(Data items)
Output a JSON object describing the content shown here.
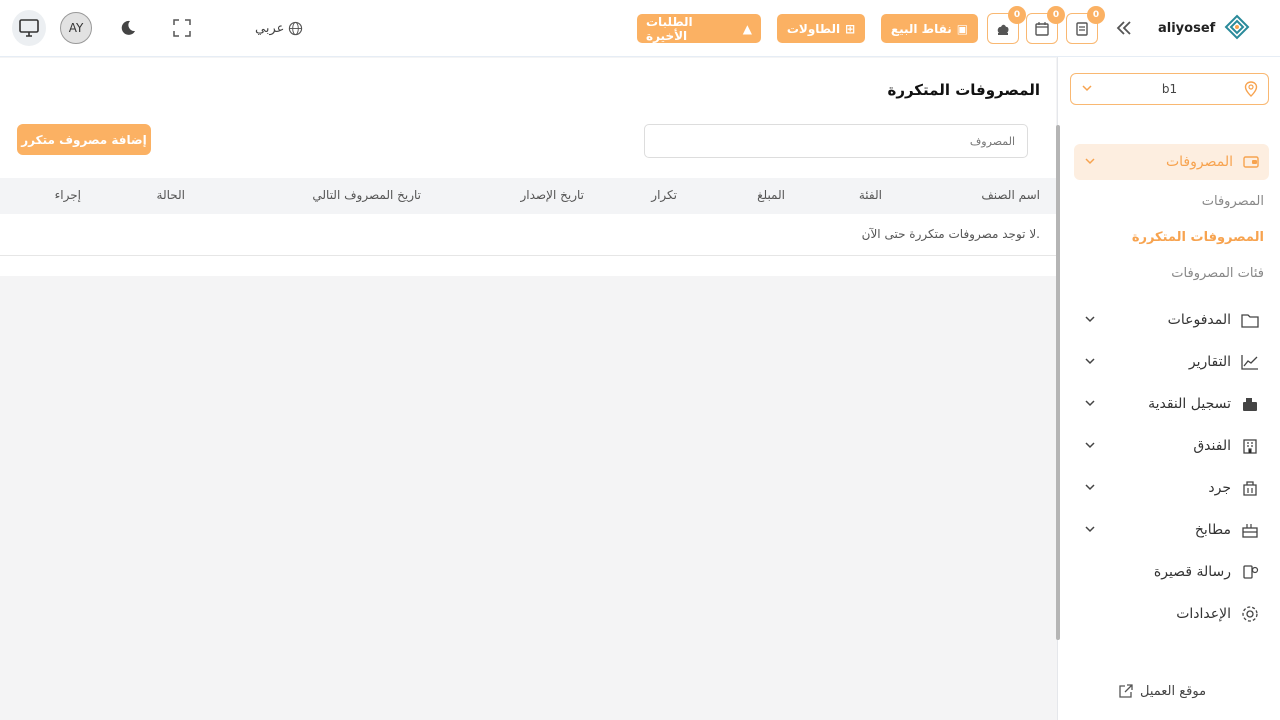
{
  "header": {
    "brand_name": "aliyosef",
    "badges": {
      "pos_orders": "0",
      "reservations": "0",
      "kitchen": "0"
    },
    "pills": {
      "pos": "نقاط البيع",
      "tables": "الطاولات",
      "recent_orders": "الطلبات الأخيرة"
    },
    "language": "عربي",
    "avatar_initials": "AY"
  },
  "sidebar": {
    "branch": "b1",
    "active_group": "المصروفات",
    "sub_items": [
      "المصروفات",
      "المصروفات المتكررة",
      "فئات المصروفات"
    ],
    "items": [
      {
        "label": "المدفوعات",
        "icon": "wallet-icon"
      },
      {
        "label": "التقارير",
        "icon": "chart-icon"
      },
      {
        "label": "تسجيل النقدية",
        "icon": "cash-register-icon"
      },
      {
        "label": "الفندق",
        "icon": "hotel-icon"
      },
      {
        "label": "جرد",
        "icon": "inventory-icon"
      },
      {
        "label": "مطابخ",
        "icon": "kitchen-icon"
      },
      {
        "label": "رسالة قصيرة",
        "icon": "sms-icon"
      },
      {
        "label": "الإعدادات",
        "icon": "gear-icon"
      }
    ],
    "client_site": "موقع العميل"
  },
  "main": {
    "title": "المصروفات المتكررة",
    "add_button": "إضافة مصروف متكرر",
    "search_placeholder": "المصروف",
    "columns": [
      "اسم الصنف",
      "الفئة",
      "المبلغ",
      "تكرار",
      "تاريخ الإصدار",
      "تاريخ المصروف التالي",
      "الحالة",
      "إجراء"
    ],
    "empty_message": "لا توجد مصروفات متكررة حتى الآن."
  },
  "colors": {
    "accent": "#fbb163",
    "accent_text": "#f7a34f",
    "active_bg": "#fdeee0"
  }
}
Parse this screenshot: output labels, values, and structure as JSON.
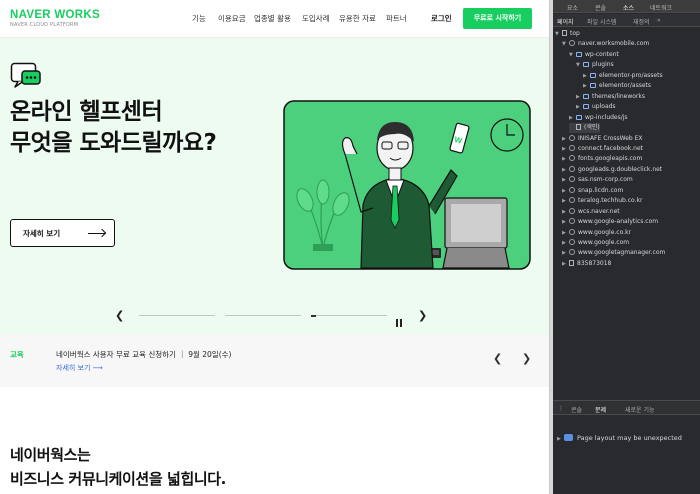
{
  "nav": {
    "logo_main": "NAVER WORKS",
    "logo_sub": "NAVER CLOUD PLATFORM",
    "menu": [
      "기능",
      "이용요금",
      "업종별 활용",
      "도입사례",
      "유용한 자료",
      "파트너"
    ],
    "login": "로그인",
    "cta": "무료로 시작하기"
  },
  "hero": {
    "title_line1": "온라인 헬프센터",
    "title_line2": "무엇을 도와드릴까요?",
    "detail_button": "자세히 보기",
    "carousel_active_index": 2,
    "carousel_slide_count": 3
  },
  "notice": {
    "label": "교육",
    "text": "네이버웍스 사용자 무료 교육 신청하기 ｜ 9월 20일(수)",
    "link": "자세히 보기 ⟶"
  },
  "bottom": {
    "title_line1": "네이버웍스는",
    "title_line2": "비즈니스 커뮤니케이션을 넓힙니다."
  },
  "devtools": {
    "top_tabs": [
      "요소",
      "콘솔",
      "소스",
      "네트워크"
    ],
    "sub_tabs": [
      "페이지",
      "파일 시스템",
      "재정의",
      "»"
    ],
    "tree": [
      {
        "depth": 0,
        "arrow": "▼",
        "icon": "page",
        "label": "top"
      },
      {
        "depth": 1,
        "arrow": "▼",
        "icon": "cloud",
        "label": "naver.worksmobile.com"
      },
      {
        "depth": 2,
        "arrow": "▼",
        "icon": "folder",
        "label": "wp-content"
      },
      {
        "depth": 3,
        "arrow": "▼",
        "icon": "folder",
        "label": "plugins"
      },
      {
        "depth": 4,
        "arrow": "▶",
        "icon": "folder",
        "label": "elementor-pro/assets"
      },
      {
        "depth": 4,
        "arrow": "▶",
        "icon": "folder",
        "label": "elementor/assets"
      },
      {
        "depth": 3,
        "arrow": "▶",
        "icon": "folder",
        "label": "themes/lineworks"
      },
      {
        "depth": 3,
        "arrow": "▶",
        "icon": "folder",
        "label": "uploads"
      },
      {
        "depth": 2,
        "arrow": "▶",
        "icon": "folder",
        "label": "wp-includes/js"
      },
      {
        "depth": 2,
        "arrow": "",
        "icon": "file",
        "label": "(색인)"
      },
      {
        "depth": 1,
        "arrow": "▶",
        "icon": "cloud",
        "label": "INISAFE CrossWeb EX"
      },
      {
        "depth": 1,
        "arrow": "▶",
        "icon": "cloud",
        "label": "connect.facebook.net"
      },
      {
        "depth": 1,
        "arrow": "▶",
        "icon": "cloud",
        "label": "fonts.googleapis.com"
      },
      {
        "depth": 1,
        "arrow": "▶",
        "icon": "cloud",
        "label": "googleads.g.doubleclick.net"
      },
      {
        "depth": 1,
        "arrow": "▶",
        "icon": "cloud",
        "label": "sas.nsm-corp.com"
      },
      {
        "depth": 1,
        "arrow": "▶",
        "icon": "cloud",
        "label": "snap.licdn.com"
      },
      {
        "depth": 1,
        "arrow": "▶",
        "icon": "cloud",
        "label": "teralog.techhub.co.kr"
      },
      {
        "depth": 1,
        "arrow": "▶",
        "icon": "cloud",
        "label": "wcs.naver.net"
      },
      {
        "depth": 1,
        "arrow": "▶",
        "icon": "cloud",
        "label": "www.google-analytics.com"
      },
      {
        "depth": 1,
        "arrow": "▶",
        "icon": "cloud",
        "label": "www.google.co.kr"
      },
      {
        "depth": 1,
        "arrow": "▶",
        "icon": "cloud",
        "label": "www.google.com"
      },
      {
        "depth": 1,
        "arrow": "▶",
        "icon": "cloud",
        "label": "www.googletagmanager.com"
      },
      {
        "depth": 1,
        "arrow": "▶",
        "icon": "page",
        "label": "835873018"
      }
    ],
    "drawer_tabs": [
      "⋮",
      "콘솔",
      "문제",
      "새로운 기능"
    ],
    "drawer_active_tab": "문제",
    "issue_arrow": "▶",
    "issue_text": "Page layout may be unexpected"
  },
  "colors": {
    "brand": "#19ce60",
    "hero_bg": "#eefbf0",
    "illustration_bg": "#4cd07d",
    "devtools_bg": "#292a2d"
  }
}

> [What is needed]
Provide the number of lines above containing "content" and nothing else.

> [Result of the exercise]
2